■ EXERCISE AIM:
The answer must be every line from the entries below that includes "header".

■ INFORMATION SUPPLIED:
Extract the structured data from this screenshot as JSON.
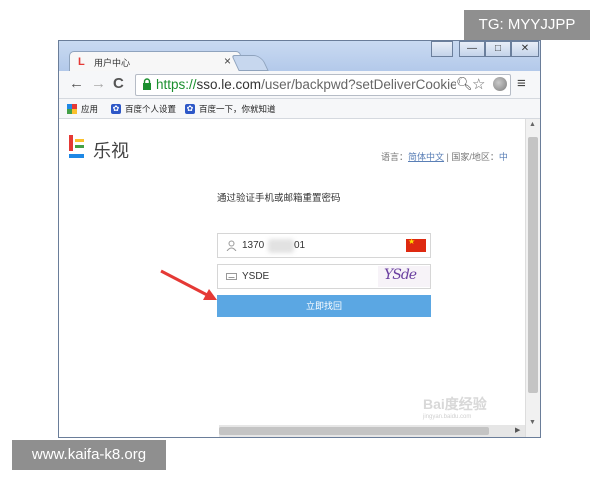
{
  "overlay": {
    "tg_label": "TG: MYYJJPP",
    "site_label": "www.kaifa-k8.org"
  },
  "browser": {
    "tab_title": "用户中心",
    "tab_close": "×",
    "window_buttons": {
      "user": "",
      "minimize": "—",
      "maximize": "□",
      "close": "✕"
    },
    "url_scheme": "https://",
    "url_host": "sso.le.com",
    "url_path": "/user/backpwd?setDeliverCookie=ht",
    "bookmarks": [
      {
        "label": "应用",
        "icon": "apps-grid-icon"
      },
      {
        "label": "百度个人设置",
        "icon": "baidu-paw-icon"
      },
      {
        "label": "百度一下，你就知道",
        "icon": "baidu-paw-icon"
      }
    ]
  },
  "page": {
    "logo_text": "乐视",
    "lang_prefix": "语言：",
    "lang_value": "简体中文",
    "lang_sep": "|",
    "region_prefix": "国家/地区：",
    "region_value": "中",
    "heading": "通过验证手机或邮箱重置密码",
    "phone_prefix": "1370",
    "phone_suffix": "01",
    "captcha_value": "YSDE",
    "captcha_image_text": "YSde",
    "submit_label": "立即找回",
    "watermark_main": "Bai度经验",
    "watermark_sub": "jingyan.baidu.com"
  },
  "colors": {
    "brand_red": "#e53935",
    "submit_blue": "#5ba7e3",
    "https_green": "#1a8f2e",
    "arrow_red": "#e53935"
  }
}
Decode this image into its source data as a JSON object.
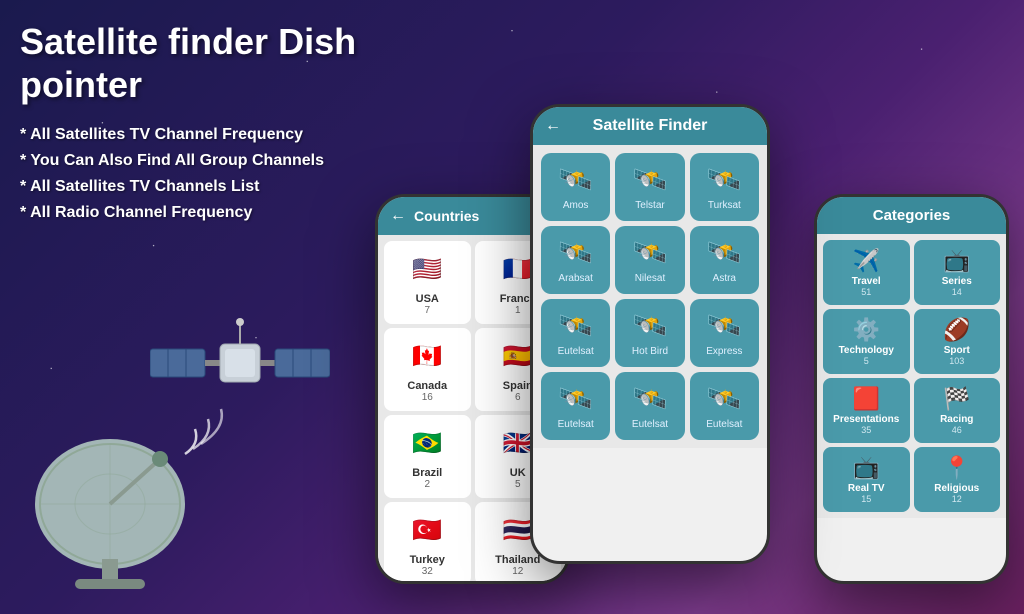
{
  "app": {
    "title": "Satellite finder Dish pointer",
    "features": [
      "* All Satellites TV Channel Frequency",
      "* You Can Also Find All Group Channels",
      "* All Satellites TV Channels List",
      "* All Radio Channel Frequency"
    ]
  },
  "countries_phone": {
    "header": "Countries",
    "countries": [
      {
        "name": "USA",
        "count": "7",
        "flag": "🇺🇸"
      },
      {
        "name": "France",
        "count": "1",
        "flag": "🇫🇷"
      },
      {
        "name": "Canada",
        "count": "16",
        "flag": "🇨🇦"
      },
      {
        "name": "Spain",
        "count": "6",
        "flag": "🇪🇸"
      },
      {
        "name": "Brazil",
        "count": "2",
        "flag": "🇧🇷"
      },
      {
        "name": "UK",
        "count": "5",
        "flag": "🇬🇧"
      },
      {
        "name": "Turkey",
        "count": "32",
        "flag": "🇹🇷"
      },
      {
        "name": "Thailand",
        "count": "12",
        "flag": "🇹🇭"
      }
    ]
  },
  "satellite_phone": {
    "header": "Satellite Finder",
    "satellites": [
      {
        "name": "Amos"
      },
      {
        "name": "Telstar"
      },
      {
        "name": "Turksat"
      },
      {
        "name": "Arabsat"
      },
      {
        "name": "Nilesat"
      },
      {
        "name": "Astra"
      },
      {
        "name": "Eutelsat"
      },
      {
        "name": "Hot Bird"
      },
      {
        "name": "Express"
      },
      {
        "name": "Eutelsat"
      },
      {
        "name": "Eutelsat"
      },
      {
        "name": "Eutelsat"
      }
    ]
  },
  "categories_phone": {
    "header": "Categories",
    "categories": [
      {
        "name": "Travel",
        "count": "51",
        "icon": "✈️"
      },
      {
        "name": "Series",
        "count": "14",
        "icon": "📺"
      },
      {
        "name": "Technology",
        "count": "5",
        "icon": "⚙️"
      },
      {
        "name": "Sport",
        "count": "103",
        "icon": "🏈"
      },
      {
        "name": "Presentations",
        "count": "35",
        "icon": "🟥"
      },
      {
        "name": "Racing",
        "count": "46",
        "icon": "🏁"
      },
      {
        "name": "Real TV",
        "count": "15",
        "icon": "📺"
      },
      {
        "name": "Religious",
        "count": "12",
        "icon": "📍"
      }
    ]
  },
  "colors": {
    "teal": "#3a8a9a",
    "tile_bg": "#4a9aaa",
    "bg_dark": "#1a1a4e"
  }
}
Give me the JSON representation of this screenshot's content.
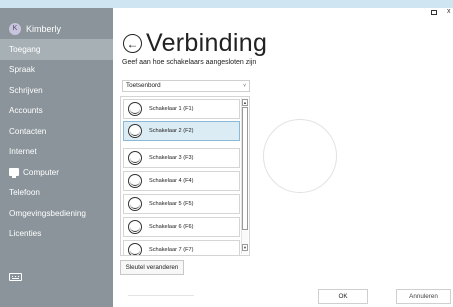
{
  "window": {
    "close_label": "x"
  },
  "sidebar": {
    "user": {
      "initial": "K",
      "name": "Kimberly"
    },
    "items": [
      {
        "label": "Toegang",
        "active": true
      },
      {
        "label": "Spraak"
      },
      {
        "label": "Schrijven"
      },
      {
        "label": "Accounts"
      },
      {
        "label": "Contacten"
      },
      {
        "label": "Internet"
      },
      {
        "label": "Computer",
        "icon": "computer-icon"
      },
      {
        "label": "Telefoon"
      },
      {
        "label": "Omgevingsbediening"
      },
      {
        "label": "Licenties"
      }
    ],
    "bottom_icon": "keyboard-icon"
  },
  "header": {
    "back_glyph": "←",
    "title": "Verbinding",
    "subtitle": "Geef aan hoe schakelaars aangesloten zijn"
  },
  "connection_select": {
    "value": "Toetsenbord",
    "chevron": "˅"
  },
  "switch_list": {
    "items": [
      {
        "label": "Schakelaar 1 (F1)"
      },
      {
        "label": "Schakelaar 2 (F2)",
        "selected": true
      },
      {
        "label": "Schakelaar 3 (F3)"
      },
      {
        "label": "Schakelaar 4 (F4)"
      },
      {
        "label": "Schakelaar 5 (F5)"
      },
      {
        "label": "Schakelaar 6 (F6)"
      },
      {
        "label": "Schakelaar 7 (F7)"
      }
    ],
    "scroll_up_glyph": "▲",
    "scroll_down_glyph": "▼"
  },
  "buttons": {
    "change_key": "Sleutel veranderen",
    "ok": "OK",
    "cancel": "Annuleren"
  }
}
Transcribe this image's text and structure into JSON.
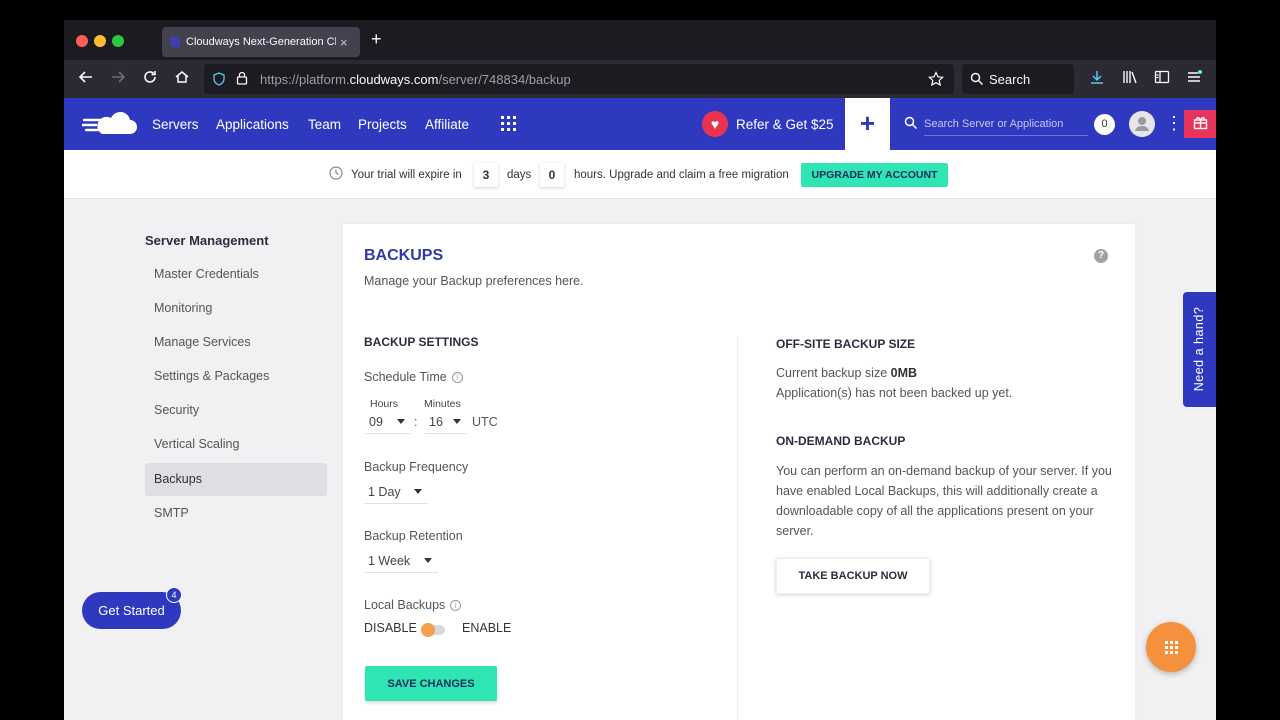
{
  "browser": {
    "tab_title": "Cloudways Next-Generation Clo",
    "tab_close": "×",
    "new_tab": "+",
    "url_prefix": "https://platform.",
    "url_domain": "cloudways.com",
    "url_path": "/server/748834/backup",
    "search_label": "Search"
  },
  "header": {
    "menu": [
      "Servers",
      "Applications",
      "Team",
      "Projects",
      "Affiliate"
    ],
    "refer": "Refer & Get $25",
    "search_placeholder": "Search Server or Application",
    "notifications": "0"
  },
  "trial": {
    "prefix": "Your trial will expire in",
    "days": "3",
    "days_label": "days",
    "hours": "0",
    "suffix": "hours. Upgrade and claim a free migration",
    "button": "UPGRADE MY ACCOUNT"
  },
  "sidebar": {
    "title": "Server Management",
    "items": [
      {
        "label": "Master Credentials"
      },
      {
        "label": "Monitoring"
      },
      {
        "label": "Manage Services"
      },
      {
        "label": "Settings & Packages"
      },
      {
        "label": "Security"
      },
      {
        "label": "Vertical Scaling"
      },
      {
        "label": "Backups",
        "active": true
      },
      {
        "label": "SMTP"
      }
    ]
  },
  "backups": {
    "title": "BACKUPS",
    "subtitle": "Manage your Backup preferences here.",
    "settings_heading": "BACKUP SETTINGS",
    "schedule_label": "Schedule Time",
    "hours_label": "Hours",
    "minutes_label": "Minutes",
    "hours_value": "09",
    "minutes_value": "16",
    "separator": ":",
    "timezone": "UTC",
    "frequency_label": "Backup Frequency",
    "frequency_value": "1 Day",
    "retention_label": "Backup Retention",
    "retention_value": "1 Week",
    "local_label": "Local Backups",
    "disable": "DISABLE",
    "enable": "ENABLE",
    "local_enabled": false,
    "save_button": "SAVE CHANGES",
    "offsite_heading": "OFF-SITE BACKUP SIZE",
    "current_size_label": "Current backup size",
    "current_size_value": "0MB",
    "not_backed_up": "Application(s) has not been backed up yet.",
    "ondemand_heading": "ON-DEMAND BACKUP",
    "ondemand_text": "You can perform an on-demand backup of your server. If you have enabled Local Backups, this will additionally create a downloadable copy of all the applications present on your server.",
    "take_backup_button": "TAKE BACKUP NOW"
  },
  "floating": {
    "get_started": "Get Started",
    "get_started_badge": "4",
    "need_hand": "Need a hand?"
  },
  "colors": {
    "brand": "#2f39bf",
    "accent_green": "#2fe5b4",
    "orange": "#f5903d",
    "gift": "#e8345a"
  }
}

■ EXERCISE ANSWER:
    "header": "Countries",
    "header": "Satellite Finder",
    "header": "Categories",
  "header": {
  "header": {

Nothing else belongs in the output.